Tomorrow I will share some more of the ‘many hats’ I don on a daily basis. Today’s blog is the fifth part of a series of mini blogs, which I will post over the coming days.

I would really love to hear about your art business, or your thoughts if you are contemplating becoming a self-employed artist. As always, I am also keen to read any tips you may have.

Until then…

Art Business

The Many Hats Artists Wear – Part 4

Following on from yesterday’s mini-blog, my job as an artist also involves following:

Image from Pixabay

6. Teaching

Early on in my art career, I was advised to teach classes. I love teaching children and adults watercolour, cognitive drawing and embroidery, and always hope that advertised courses run. Unfortunately, between one-third and half of all my advertised classes have been cancelled due to a lack of enrolments. When I have a class, I really enjoy it, even if it means teaching until 9 pm followed by a 5 am wake up (which is hard for a night owl!). Even if a class does not go ahead, I have still prepared material, written notes, created samples and examples, etc.

So why don’t I teach online? I do not have a studio and work in the living room – filming is tricky when folk are around. Plus, I simply do not have time or knowledge to edit film. It would complicate an already frenetic schedule, and I am super introverted and filming myself is acutely uncomfortable.

Image from Pixabay

7. Digitisation

When I finish an illustration designed for merchandise, I need to use image-editing software to remove the background paper or canvas from vignette illustrations. Although there are a multitude of ways to do this, the methods I found to ensure the best results, are not quick. I find this work exhausting and try to do it straight away and not save it up and spend days digitising multiple artworks. If there is a job in my business I dread, this is it – however, I am always figuring out better ways of doing the work, which brings considerable satisfaction. It is essential to use a tablet (Huion or Wacom) and a stylus or an iPad and pencil. It is simply not possible to do this work with a mouse if you create highly-detailed designs.

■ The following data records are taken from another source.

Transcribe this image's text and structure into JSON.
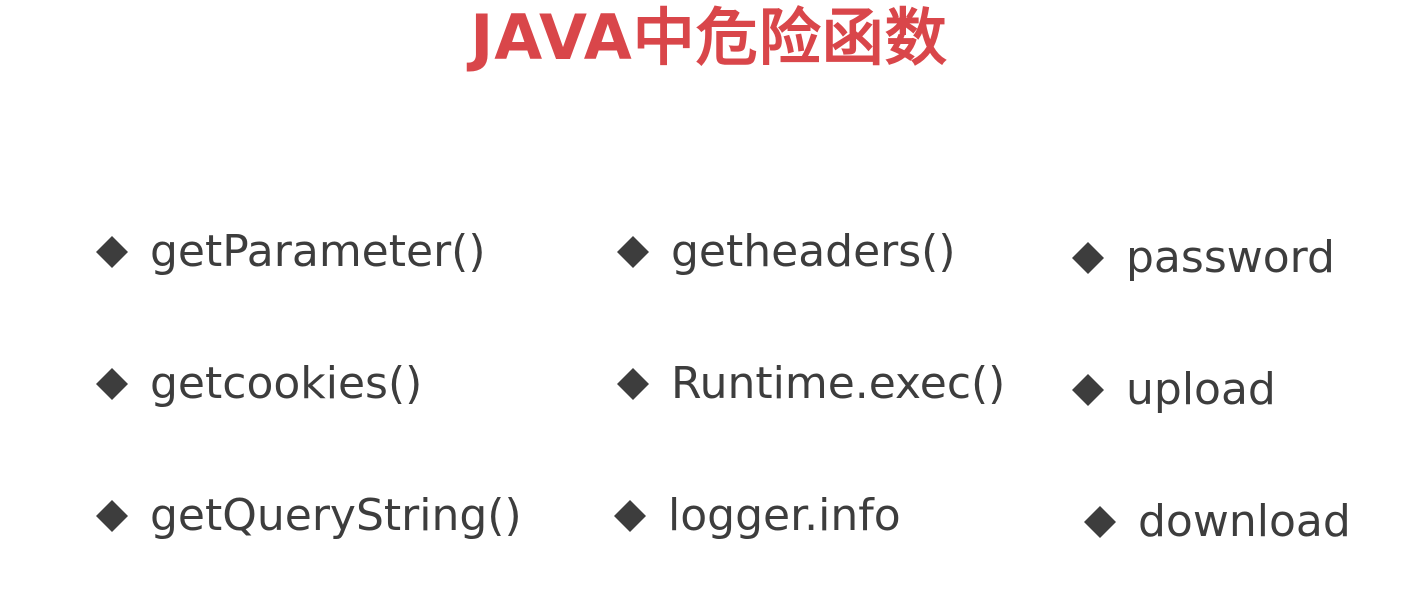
{
  "slide": {
    "title": "JAVA中危险函数",
    "title_color": "#d9464a",
    "text_color": "#3d3d3d",
    "bullet_icon": "diamond-bullet-icon",
    "columns": [
      {
        "items": [
          {
            "label": "getParameter()"
          },
          {
            "label": "getcookies()"
          },
          {
            "label": "getQueryString()"
          }
        ]
      },
      {
        "items": [
          {
            "label": "getheaders()"
          },
          {
            "label": "Runtime.exec()"
          },
          {
            "label": "logger.info"
          }
        ]
      },
      {
        "items": [
          {
            "label": "password"
          },
          {
            "label": "upload"
          },
          {
            "label": "download"
          }
        ]
      }
    ]
  }
}
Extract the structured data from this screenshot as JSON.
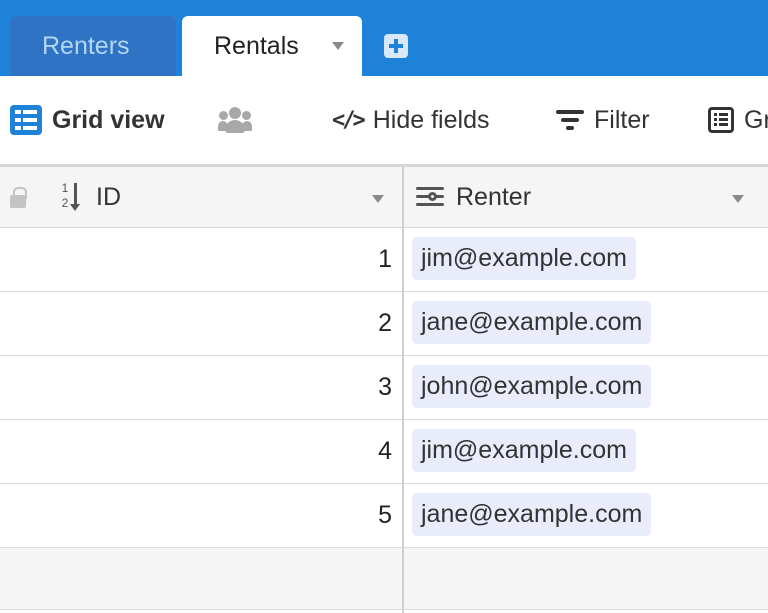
{
  "tabs": [
    {
      "label": "Renters",
      "active": false
    },
    {
      "label": "Rentals",
      "active": true
    }
  ],
  "toolbar": {
    "view_label": "Grid view",
    "hide_fields_label": "Hide fields",
    "filter_label": "Filter",
    "group_label": "Gr"
  },
  "columns": {
    "id": "ID",
    "renter": "Renter"
  },
  "sort_icon": {
    "top": "1",
    "bottom": "2"
  },
  "rows": [
    {
      "id": "1",
      "renter": "jim@example.com"
    },
    {
      "id": "2",
      "renter": "jane@example.com"
    },
    {
      "id": "3",
      "renter": "john@example.com"
    },
    {
      "id": "4",
      "renter": "jim@example.com"
    },
    {
      "id": "5",
      "renter": "jane@example.com"
    }
  ],
  "colors": {
    "accent": "#1e83d8",
    "chip_bg": "#e8ecfb",
    "header_bg": "#f5f5f5"
  },
  "icons": [
    "grid-view-icon",
    "people-icon",
    "hide-fields-icon",
    "filter-icon",
    "group-icon",
    "lock-icon",
    "number-sort-icon",
    "link-field-icon",
    "add-tab-icon"
  ]
}
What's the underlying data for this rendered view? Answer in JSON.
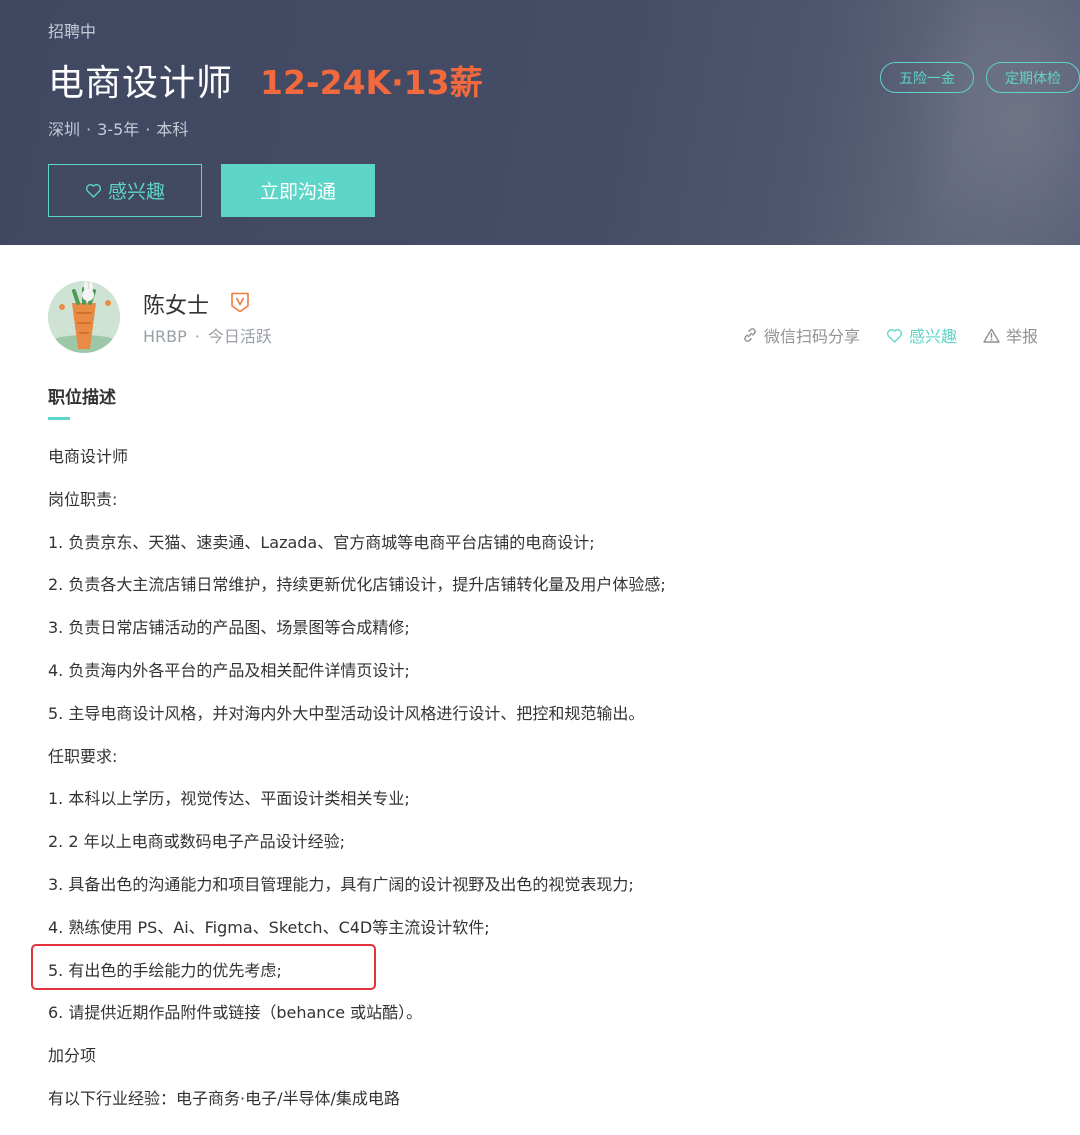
{
  "job": {
    "status": "招聘中",
    "title": "电商设计师",
    "salary": "12-24K·13薪",
    "location": "深圳",
    "experience": "3-5年",
    "education": "本科",
    "meta_separator": "·",
    "interest_button": "感兴趣",
    "chat_button": "立即沟通",
    "tags": [
      "五险一金",
      "定期体检"
    ]
  },
  "recruiter": {
    "name": "陈女士",
    "role": "HRBP",
    "separator": "·",
    "activity": "今日活跃",
    "actions": {
      "share": "微信扫码分享",
      "interest": "感兴趣",
      "report": "举报"
    }
  },
  "description": {
    "section_title": "职位描述",
    "lines": [
      "电商设计师",
      "岗位职责:",
      "1. 负责京东、天猫、速卖通、Lazada、官方商城等电商平台店铺的电商设计;",
      "2. 负责各大主流店铺日常维护，持续更新优化店铺设计，提升店铺转化量及用户体验感;",
      "3. 负责日常店铺活动的产品图、场景图等合成精修;",
      "4. 负责海内外各平台的产品及相关配件详情页设计;",
      "5. 主导电商设计风格，并对海内外大中型活动设计风格进行设计、把控和规范输出。",
      "任职要求:",
      "1. 本科以上学历，视觉传达、平面设计类相关专业;",
      "2. 2 年以上电商或数码电子产品设计经验;",
      "3. 具备出色的沟通能力和项目管理能力，具有广阔的设计视野及出色的视觉表现力;",
      "4. 熟练使用 PS、Ai、Figma、Sketch、C4D等主流设计软件;",
      "5. 有出色的手绘能力的优先考虑;",
      "6. 请提供近期作品附件或链接（behance 或站酷）。",
      "加分项",
      "有以下行业经验：电子商务·电子/半导体/集成电路"
    ]
  },
  "colors": {
    "banner": "#454d66",
    "accent_teal": "#5dd5c8",
    "salary_orange": "#f2693e",
    "highlight_red": "#e0333a",
    "badge_orange": "#f07b3f"
  },
  "icons": [
    "heart-icon",
    "verified-v-icon",
    "link-icon",
    "warning-triangle-icon"
  ]
}
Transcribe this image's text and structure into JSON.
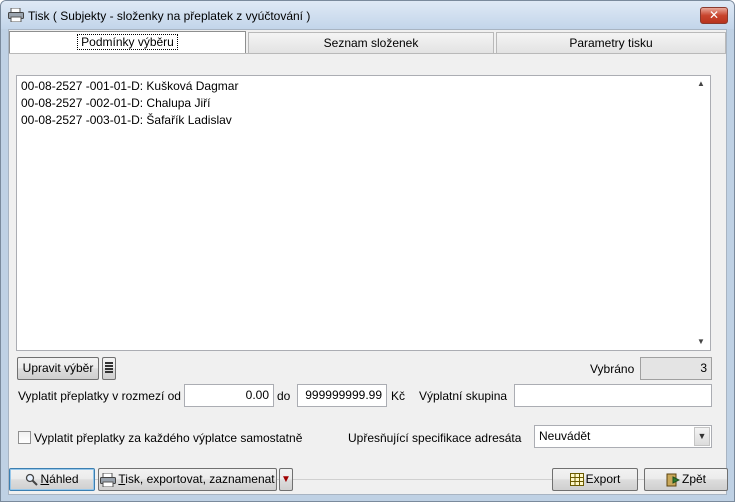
{
  "window": {
    "title": "Tisk ( Subjekty - složenky na přeplatek z vyúčtování )",
    "close_label": "✕"
  },
  "tabs": [
    {
      "label": "Podmínky výběru",
      "active": true
    },
    {
      "label": "Seznam složenek",
      "active": false
    },
    {
      "label": "Parametry tisku",
      "active": false
    }
  ],
  "selection_list": {
    "items": [
      "00-08-2527 -001-01-D: Kušková Dagmar",
      "00-08-2527 -002-01-D: Chalupa Jiří",
      "00-08-2527 -003-01-D: Šafařík Ladislav"
    ]
  },
  "edit_selection": {
    "button_label": "Upravit výběr",
    "selected_label": "Vybráno",
    "selected_count": "3"
  },
  "overpayment_range": {
    "label": "Vyplatit přeplatky v rozmezí od",
    "from_value": "0.00",
    "to_label": "do",
    "to_value": "999999999.99",
    "currency": "Kč",
    "group_label": "Výplatní skupina",
    "group_value": ""
  },
  "per_payer": {
    "checkbox_label": "Vyplatit přeplatky za každého výplatce samostatně",
    "checked": false
  },
  "address_spec": {
    "label": "Upřesňující specifikace adresáta",
    "value": "Neuvádět"
  },
  "footer": {
    "preview_prefix": "N",
    "preview_rest": "áhled",
    "print_prefix": "T",
    "print_rest": "isk, exportovat, zaznamenat",
    "export_label": "Export",
    "back_label": "Zpět"
  },
  "colors": {
    "accent": "#3c7fb1",
    "close_red": "#c8442d",
    "dropdown_arrow": "#a00000"
  }
}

On Sunday I will share some more of the ‘many hats’ I don on a daily basis. Today’s blog is the fourth part of a series of mini blogs, which I will post over the coming days.

I would really love to hear about your art business, or your thoughts if you are contemplating becoming a self-employed artist. As always, I am also keen to read any tips you may have.

Until then…